⟨
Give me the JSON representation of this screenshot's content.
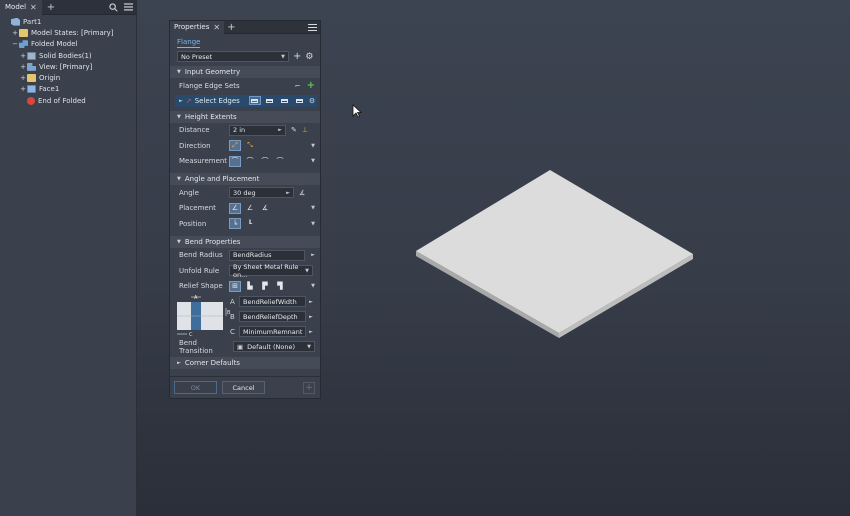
{
  "browser": {
    "tab_label": "Model",
    "tree": [
      {
        "label": "Part1",
        "icon": "part-icon",
        "indent": 0,
        "exp": ""
      },
      {
        "label": "Model States: [Primary]",
        "icon": "folder-icon",
        "indent": 1,
        "exp": "+"
      },
      {
        "label": "Folded Model",
        "icon": "folded-model-icon",
        "indent": 1,
        "exp": "−"
      },
      {
        "label": "Solid Bodies(1)",
        "icon": "solid-bodies-icon",
        "indent": 2,
        "exp": "+"
      },
      {
        "label": "View: [Primary]",
        "icon": "view-icon",
        "indent": 2,
        "exp": "+"
      },
      {
        "label": "Origin",
        "icon": "folder-icon",
        "indent": 2,
        "exp": "+"
      },
      {
        "label": "Face1",
        "icon": "face-icon",
        "indent": 2,
        "exp": "+"
      },
      {
        "label": "End of Folded",
        "icon": "end-of-part-icon",
        "indent": 2,
        "exp": ""
      }
    ]
  },
  "props": {
    "tab_label": "Properties",
    "sub_tab": "Flange",
    "preset": "No Preset",
    "input_geometry": {
      "title": "Input Geometry",
      "edge_sets_label": "Flange Edge Sets",
      "select_label": "Select Edges"
    },
    "height_extents": {
      "title": "Height Extents",
      "distance_label": "Distance",
      "distance_value": "2 in",
      "direction_label": "Direction",
      "measurement_label": "Measurement"
    },
    "angle_placement": {
      "title": "Angle and Placement",
      "angle_label": "Angle",
      "angle_value": "30 deg",
      "placement_label": "Placement",
      "position_label": "Position"
    },
    "bend_properties": {
      "title": "Bend Properties",
      "bend_radius_label": "Bend Radius",
      "bend_radius_value": "BendRadius",
      "unfold_rule_label": "Unfold Rule",
      "unfold_rule_value": "By Sheet Metal Rule on...",
      "relief_shape_label": "Relief Shape",
      "relief_a_letter": "A",
      "relief_a_value": "BendReliefWidth",
      "relief_b_letter": "B",
      "relief_b_value": "BendReliefDepth",
      "relief_c_letter": "C",
      "relief_c_value": "MinimumRemnant",
      "diagram_a": "A",
      "diagram_b": "B",
      "diagram_c": "C",
      "bend_transition_label": "Bend Transition",
      "bend_transition_value": "Default (None)"
    },
    "corner_defaults": {
      "title": "Corner Defaults"
    },
    "ok_label": "OK",
    "cancel_label": "Cancel"
  },
  "colors": {
    "accent": "#79b4ea",
    "selection_row": "#2a4a6c",
    "plate_top": "#dcdcdc",
    "plate_side": "#a9a9a9"
  }
}
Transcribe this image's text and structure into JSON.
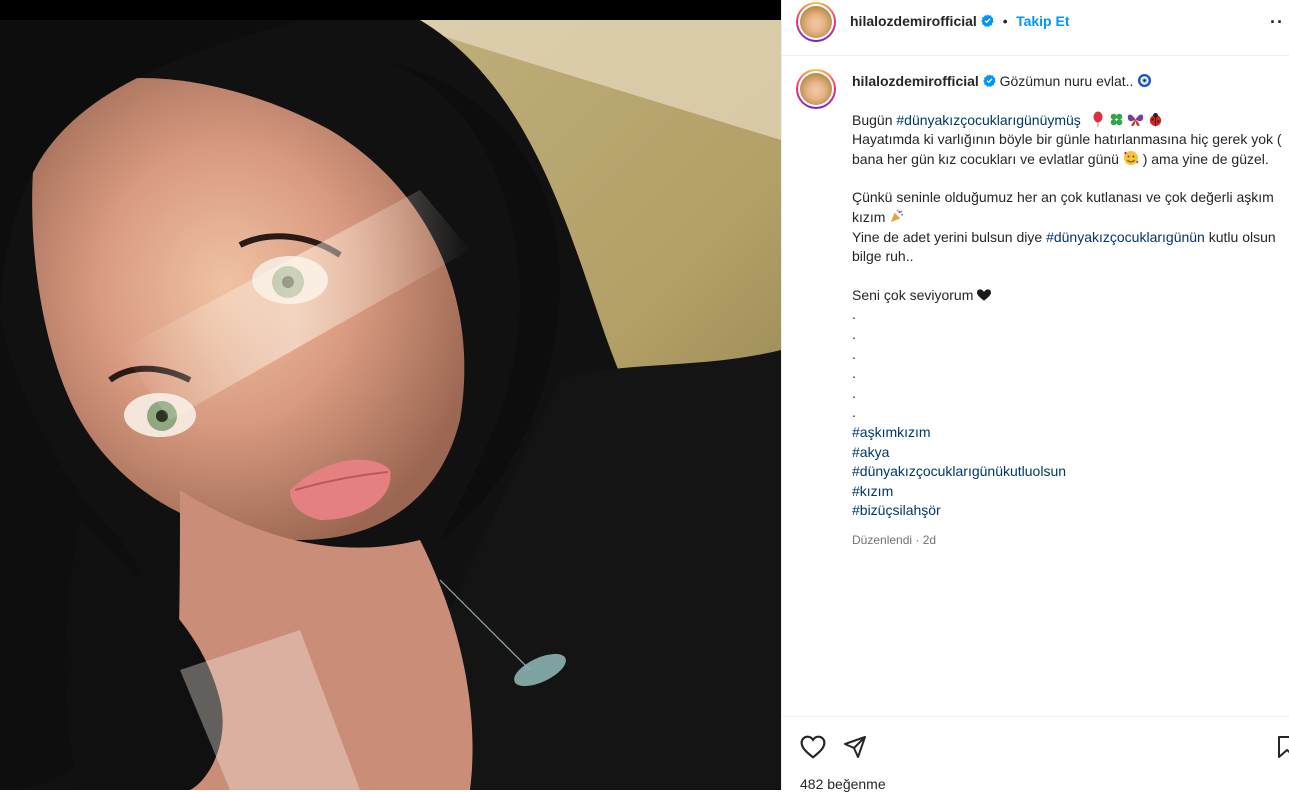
{
  "post": {
    "username": "hilalozdemirofficial",
    "follow_label": "Takip Et",
    "dot": "•",
    "more_label": "··",
    "caption_first": "Gözümun nuru evlat..",
    "line1_prefix": "Bugün ",
    "line1_tag": "#dünyakızçocuklarıgünüymüş",
    "line2": "Hayatımda ki varlığının böyle bir günle hatırlanmasına hiç gerek yok ( bana her gün kız cocukları ve evlatlar günü",
    "line2_end": " ) ama yine de güzel.",
    "para2a": "Çünkü seninle olduğumuz her an çok kutlanası ve çok değerli aşkım kızım",
    "para2b_prefix": "Yine de adet yerini bulsun diye ",
    "para2b_tag": "#dünyakızçocuklarıgünün",
    "para2b_suffix": " kutlu olsun bilge ruh..",
    "love_line": "Seni çok seviyorum",
    "dots": [
      ".",
      ".",
      ".",
      ".",
      ".",
      "."
    ],
    "hashtags": [
      "#aşkımkızım",
      "#akya",
      "#dünyakızçocuklarıgünükutluolsun",
      "#kızım",
      "#bizüçsilahşör"
    ],
    "edited": "Düzenlendi",
    "meta_sep": "·",
    "time": "2d",
    "likes": "482 beğenme"
  },
  "icons": {
    "verified": "verified-badge-icon",
    "heart": "heart-icon",
    "share": "share-icon",
    "save": "bookmark-icon",
    "more": "more-icon"
  },
  "colors": {
    "link": "#0095f6",
    "hashtag": "#00376b",
    "verified": "#0095f6"
  }
}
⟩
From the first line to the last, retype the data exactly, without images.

• _TASK OUTPUT_:
Give me the JSON representation of this screenshot's content.
{
  "browser": {
    "tab_label": "Model",
    "tree": [
      {
        "label": "Part1",
        "icon": "part-icon",
        "indent": 0,
        "exp": ""
      },
      {
        "label": "Model States: [Primary]",
        "icon": "folder-icon",
        "indent": 1,
        "exp": "+"
      },
      {
        "label": "Folded Model",
        "icon": "folded-model-icon",
        "indent": 1,
        "exp": "−"
      },
      {
        "label": "Solid Bodies(1)",
        "icon": "solid-bodies-icon",
        "indent": 2,
        "exp": "+"
      },
      {
        "label": "View: [Primary]",
        "icon": "view-icon",
        "indent": 2,
        "exp": "+"
      },
      {
        "label": "Origin",
        "icon": "folder-icon",
        "indent": 2,
        "exp": "+"
      },
      {
        "label": "Face1",
        "icon": "face-icon",
        "indent": 2,
        "exp": "+"
      },
      {
        "label": "End of Folded",
        "icon": "end-of-part-icon",
        "indent": 2,
        "exp": ""
      }
    ]
  },
  "props": {
    "tab_label": "Properties",
    "sub_tab": "Flange",
    "preset": "No Preset",
    "input_geometry": {
      "title": "Input Geometry",
      "edge_sets_label": "Flange Edge Sets",
      "select_label": "Select Edges"
    },
    "height_extents": {
      "title": "Height Extents",
      "distance_label": "Distance",
      "distance_value": "2 in",
      "direction_label": "Direction",
      "measurement_label": "Measurement"
    },
    "angle_placement": {
      "title": "Angle and Placement",
      "angle_label": "Angle",
      "angle_value": "30 deg",
      "placement_label": "Placement",
      "position_label": "Position"
    },
    "bend_properties": {
      "title": "Bend Properties",
      "bend_radius_label": "Bend Radius",
      "bend_radius_value": "BendRadius",
      "unfold_rule_label": "Unfold Rule",
      "unfold_rule_value": "By Sheet Metal Rule on...",
      "relief_shape_label": "Relief Shape",
      "relief_a_letter": "A",
      "relief_a_value": "BendReliefWidth",
      "relief_b_letter": "B",
      "relief_b_value": "BendReliefDepth",
      "relief_c_letter": "C",
      "relief_c_value": "MinimumRemnant",
      "diagram_a": "A",
      "diagram_b": "B",
      "diagram_c": "C",
      "bend_transition_label": "Bend Transition",
      "bend_transition_value": "Default (None)"
    },
    "corner_defaults": {
      "title": "Corner Defaults"
    },
    "ok_label": "OK",
    "cancel_label": "Cancel"
  },
  "colors": {
    "accent": "#79b4ea",
    "selection_row": "#2a4a6c",
    "plate_top": "#dcdcdc",
    "plate_side": "#a9a9a9"
  }
}
Transcribe this image's text and structure into JSON.
{
  "post": {
    "username": "hilalozdemirofficial",
    "follow_label": "Takip Et",
    "dot": "•",
    "more_label": "··",
    "caption_first": "Gözümun nuru evlat..",
    "line1_prefix": "Bugün ",
    "line1_tag": "#dünyakızçocuklarıgünüymüş",
    "line2": "Hayatımda ki varlığının böyle bir günle hatırlanmasına hiç gerek yok ( bana her gün kız cocukları ve evlatlar günü",
    "line2_end": " ) ama yine de güzel.",
    "para2a": "Çünkü seninle olduğumuz her an çok kutlanası ve çok değerli aşkım kızım",
    "para2b_prefix": "Yine de adet yerini bulsun diye ",
    "para2b_tag": "#dünyakızçocuklarıgünün",
    "para2b_suffix": " kutlu olsun bilge ruh..",
    "love_line": "Seni çok seviyorum",
    "dots": [
      ".",
      ".",
      ".",
      ".",
      ".",
      "."
    ],
    "hashtags": [
      "#aşkımkızım",
      "#akya",
      "#dünyakızçocuklarıgünükutluolsun",
      "#kızım",
      "#bizüçsilahşör"
    ],
    "edited": "Düzenlendi",
    "meta_sep": "·",
    "time": "2d",
    "likes": "482 beğenme"
  },
  "icons": {
    "verified": "verified-badge-icon",
    "heart": "heart-icon",
    "share": "share-icon",
    "save": "bookmark-icon",
    "more": "more-icon"
  },
  "colors": {
    "link": "#0095f6",
    "hashtag": "#00376b",
    "verified": "#0095f6"
  }
}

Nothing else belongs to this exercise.